It's funny to see this coming from RAH, because this film was my springboard back into Marvel films, after I noted that none other than Robert Redford has a supporting role, and indeed, Mr. Redford is onscreen for a good portion of time in the film. I also noticed Jenny Augitter in a small role.
I opted to go to my local AMC Theatre for the IMAX DMR 3D screening before noon, which was $12.50. While I don't support fake IMAX, I just think of the theatre as the largest "regular" screen, and thus, the most effective presentation of the film.
So, the night before, I managed to pick up a Blu-ray copy of the first Captain America film (the Blu-ray copies of these films are still very expensive, and don't even start on the Blu-ray 3D copies) and sat down with it. I wanted to like it more than I did, with its WWII setting, but bad CGI for the smaller version of the character and what looked like bad CGI/make-up combination for Red Skull dampened my enjoyment a lot.
The second film was notably better than its predecessor, and after watching it, I went out and got Iron Man 2, The Avegers, and Iron Man 3 3D, all of which I watched to catch up on the mythos, and all of which I enjoyed more than the Captain America films. This little lot cost me almost $80, because Iron Man 3 was over $32, so I opted for the 3D edition, which was a mere $5 more. Retailers sure know where to set the prices for these things.
I don't think it's a stretch to say that superhero movies have become the widescreen epics of the early 21st century. All of them are well-made, competently acted, and offer varying amounts of stunning visuals. These are the movies to run to in theaters, and the studios definitely promote the as such. Sometimes, they even win major awards and become critical darlings.
The only thing that may ruin them for posterity is their over-reliance on digital tools and effects.
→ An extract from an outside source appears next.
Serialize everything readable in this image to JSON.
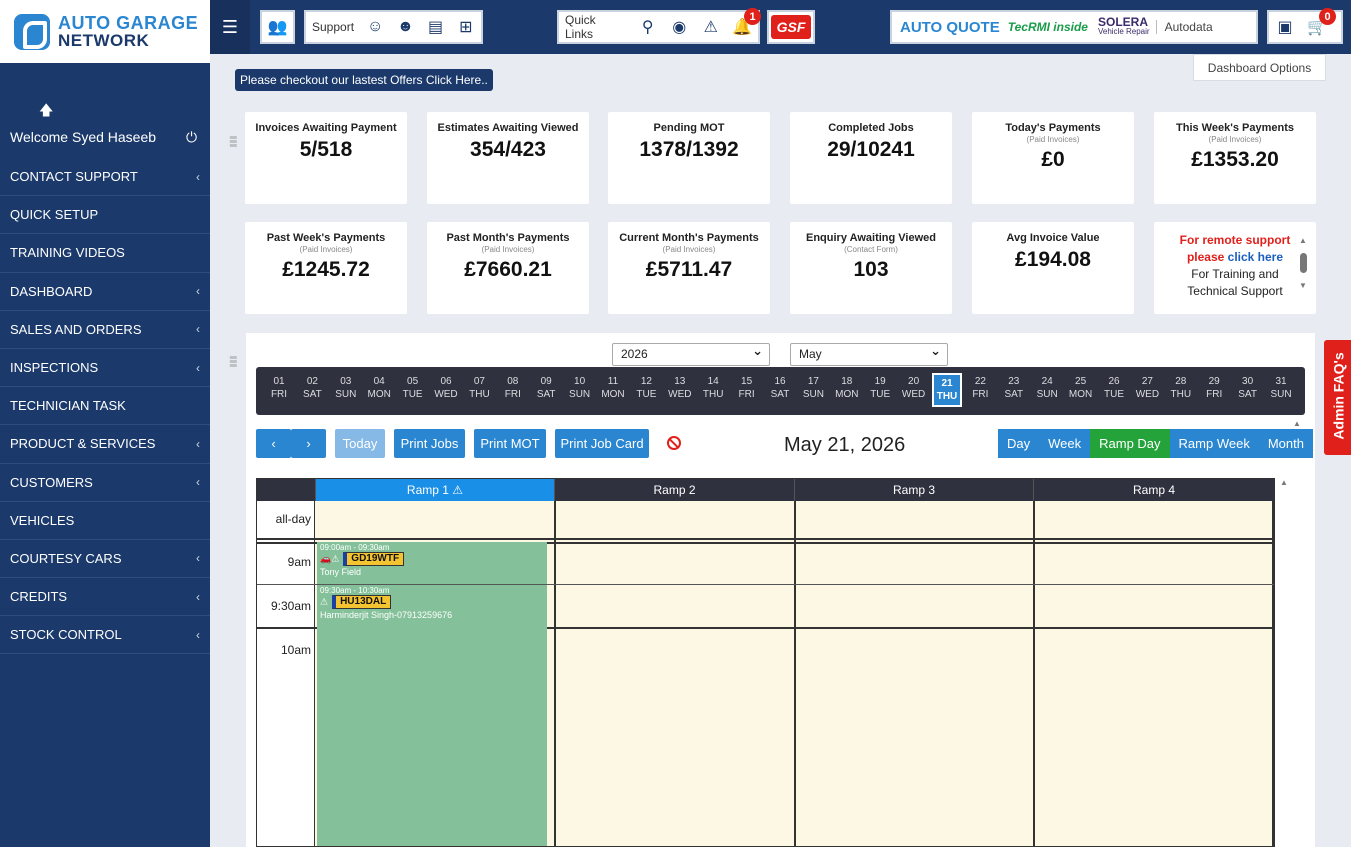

I imagine all of these films will look quite quaint in twenty years time. But that is the price that the industry will pay for embracing digital, I suppose.